A few months ago, a similar thing happened when Celltech, a long-time Brunswick client, got a bid from Belgian firm UCB. The Belgians asked who was good, Celltech recommended Brunswick and it got the deal.
It happens quite a lot, apparently. Glaxo and SmithKline Beecham was another.
But surely it is a dangerous game. The Brunswick line is that the Abbey and Santander teams are separate so there is no conflict of interest. Lawyers or investment banks could make the same argument when they find themselves working for both bidder and target – as happened with the Philip Green and Marks & Spencer affair. Lawyers and investment banks aren’t allowed to though, so why should PR agencies get away with it?

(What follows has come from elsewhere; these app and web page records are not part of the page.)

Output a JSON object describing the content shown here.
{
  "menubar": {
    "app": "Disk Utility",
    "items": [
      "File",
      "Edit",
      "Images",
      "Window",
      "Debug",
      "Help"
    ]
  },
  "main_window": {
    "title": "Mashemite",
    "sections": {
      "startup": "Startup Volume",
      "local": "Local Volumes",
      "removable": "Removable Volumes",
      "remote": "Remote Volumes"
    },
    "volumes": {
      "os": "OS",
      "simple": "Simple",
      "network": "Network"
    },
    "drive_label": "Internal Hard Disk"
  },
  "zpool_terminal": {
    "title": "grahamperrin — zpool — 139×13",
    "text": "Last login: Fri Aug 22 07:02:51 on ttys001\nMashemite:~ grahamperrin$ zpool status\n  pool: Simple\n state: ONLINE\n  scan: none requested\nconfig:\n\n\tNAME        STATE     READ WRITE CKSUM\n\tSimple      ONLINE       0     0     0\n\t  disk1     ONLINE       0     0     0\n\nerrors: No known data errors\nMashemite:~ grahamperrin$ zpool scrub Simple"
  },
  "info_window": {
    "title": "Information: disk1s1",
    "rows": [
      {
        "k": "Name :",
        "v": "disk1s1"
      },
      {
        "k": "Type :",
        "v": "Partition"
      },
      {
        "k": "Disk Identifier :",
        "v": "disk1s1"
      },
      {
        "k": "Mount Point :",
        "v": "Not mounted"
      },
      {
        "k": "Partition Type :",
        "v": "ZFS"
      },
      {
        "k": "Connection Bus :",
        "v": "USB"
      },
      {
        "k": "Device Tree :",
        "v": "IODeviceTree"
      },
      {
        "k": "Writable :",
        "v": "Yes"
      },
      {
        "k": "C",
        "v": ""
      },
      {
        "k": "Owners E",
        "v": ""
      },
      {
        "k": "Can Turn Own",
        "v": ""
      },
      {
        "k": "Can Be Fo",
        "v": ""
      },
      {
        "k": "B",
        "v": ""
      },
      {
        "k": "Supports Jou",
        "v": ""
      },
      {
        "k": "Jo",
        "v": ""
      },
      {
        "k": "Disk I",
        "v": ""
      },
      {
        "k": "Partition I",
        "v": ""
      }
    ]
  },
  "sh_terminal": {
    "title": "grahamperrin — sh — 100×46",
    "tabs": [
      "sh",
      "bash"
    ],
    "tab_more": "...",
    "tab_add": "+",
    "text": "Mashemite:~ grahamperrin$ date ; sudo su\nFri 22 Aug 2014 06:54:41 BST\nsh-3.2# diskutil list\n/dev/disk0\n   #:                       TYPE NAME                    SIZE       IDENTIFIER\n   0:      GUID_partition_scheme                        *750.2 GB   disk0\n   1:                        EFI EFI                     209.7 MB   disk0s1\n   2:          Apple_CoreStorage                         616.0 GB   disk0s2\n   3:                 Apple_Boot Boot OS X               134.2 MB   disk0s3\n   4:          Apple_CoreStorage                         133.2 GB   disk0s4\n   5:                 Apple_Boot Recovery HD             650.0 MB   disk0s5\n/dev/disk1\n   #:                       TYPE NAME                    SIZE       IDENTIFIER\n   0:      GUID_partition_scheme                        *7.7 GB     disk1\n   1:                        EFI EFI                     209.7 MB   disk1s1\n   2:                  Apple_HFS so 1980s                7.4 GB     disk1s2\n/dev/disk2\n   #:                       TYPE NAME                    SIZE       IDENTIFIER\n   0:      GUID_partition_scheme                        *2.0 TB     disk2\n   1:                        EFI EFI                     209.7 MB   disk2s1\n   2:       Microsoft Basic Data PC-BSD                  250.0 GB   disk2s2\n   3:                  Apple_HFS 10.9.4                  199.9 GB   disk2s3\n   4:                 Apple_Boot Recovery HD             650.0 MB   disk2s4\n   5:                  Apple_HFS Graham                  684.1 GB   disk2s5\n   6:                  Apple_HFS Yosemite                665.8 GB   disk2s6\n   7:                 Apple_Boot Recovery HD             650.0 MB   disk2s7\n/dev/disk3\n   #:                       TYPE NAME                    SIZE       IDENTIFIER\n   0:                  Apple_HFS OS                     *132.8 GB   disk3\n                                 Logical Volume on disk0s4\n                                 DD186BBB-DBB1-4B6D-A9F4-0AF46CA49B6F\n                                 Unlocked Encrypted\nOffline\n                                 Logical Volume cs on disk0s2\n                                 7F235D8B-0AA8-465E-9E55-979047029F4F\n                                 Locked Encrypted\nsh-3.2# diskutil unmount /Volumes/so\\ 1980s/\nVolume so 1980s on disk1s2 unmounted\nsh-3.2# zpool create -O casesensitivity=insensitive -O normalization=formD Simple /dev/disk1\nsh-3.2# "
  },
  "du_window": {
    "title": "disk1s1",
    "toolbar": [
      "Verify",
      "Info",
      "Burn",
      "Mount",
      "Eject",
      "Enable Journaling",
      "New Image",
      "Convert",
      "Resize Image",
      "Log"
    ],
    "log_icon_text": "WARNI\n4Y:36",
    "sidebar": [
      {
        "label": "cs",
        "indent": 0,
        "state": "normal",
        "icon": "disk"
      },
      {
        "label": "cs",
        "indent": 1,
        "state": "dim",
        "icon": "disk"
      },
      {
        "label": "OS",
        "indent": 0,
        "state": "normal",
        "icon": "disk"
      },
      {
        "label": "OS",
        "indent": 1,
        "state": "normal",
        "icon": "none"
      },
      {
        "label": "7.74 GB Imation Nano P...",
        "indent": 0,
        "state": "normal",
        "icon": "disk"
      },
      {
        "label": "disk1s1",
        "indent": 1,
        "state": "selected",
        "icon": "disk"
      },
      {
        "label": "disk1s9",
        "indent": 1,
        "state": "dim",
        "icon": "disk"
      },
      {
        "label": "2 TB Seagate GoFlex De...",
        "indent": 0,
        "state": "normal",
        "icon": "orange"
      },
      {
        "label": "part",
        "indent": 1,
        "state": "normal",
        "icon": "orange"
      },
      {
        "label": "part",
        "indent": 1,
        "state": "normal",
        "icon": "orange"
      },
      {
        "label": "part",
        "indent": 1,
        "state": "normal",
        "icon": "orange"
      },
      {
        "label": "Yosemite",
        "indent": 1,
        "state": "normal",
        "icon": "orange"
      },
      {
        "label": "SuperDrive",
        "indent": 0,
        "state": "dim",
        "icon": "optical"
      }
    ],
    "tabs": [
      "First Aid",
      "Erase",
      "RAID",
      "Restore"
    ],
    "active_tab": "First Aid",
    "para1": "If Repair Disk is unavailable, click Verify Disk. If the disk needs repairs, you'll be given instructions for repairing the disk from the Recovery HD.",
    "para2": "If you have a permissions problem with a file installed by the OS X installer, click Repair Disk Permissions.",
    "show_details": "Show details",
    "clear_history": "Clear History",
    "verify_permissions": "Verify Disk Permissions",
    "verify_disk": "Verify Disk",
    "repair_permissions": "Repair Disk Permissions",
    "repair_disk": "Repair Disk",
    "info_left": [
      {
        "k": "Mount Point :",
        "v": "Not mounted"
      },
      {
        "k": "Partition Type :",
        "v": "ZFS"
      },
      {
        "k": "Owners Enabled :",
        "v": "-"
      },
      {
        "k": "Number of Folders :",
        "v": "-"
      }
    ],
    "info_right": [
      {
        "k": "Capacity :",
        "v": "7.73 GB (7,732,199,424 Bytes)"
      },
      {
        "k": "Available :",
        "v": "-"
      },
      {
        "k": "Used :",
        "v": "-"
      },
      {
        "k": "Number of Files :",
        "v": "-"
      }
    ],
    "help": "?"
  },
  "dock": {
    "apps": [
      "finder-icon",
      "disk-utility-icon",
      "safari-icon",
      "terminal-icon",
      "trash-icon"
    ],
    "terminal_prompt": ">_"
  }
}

The answer lies in the quality of the relationship. The lawyer or the investment bank is much deeper into an organisation than the PR firm. It is also likely to be involved in negotiation where detailed knowledge of the other side would give one party considerable advantage. That is not what the PR firm does. In a contested battle, it rubbishes the opposition, but in a supposedly friendly transaction it is all about making sure both sides sing from the same hymn sheet.
The risk is of another offer. If the Abbey bid turns into an auction, Brunswick may have to resign Santander – although it and all the other advisers would likely make far more money working for one in a battle than they possibly could working for two on an agreed deal.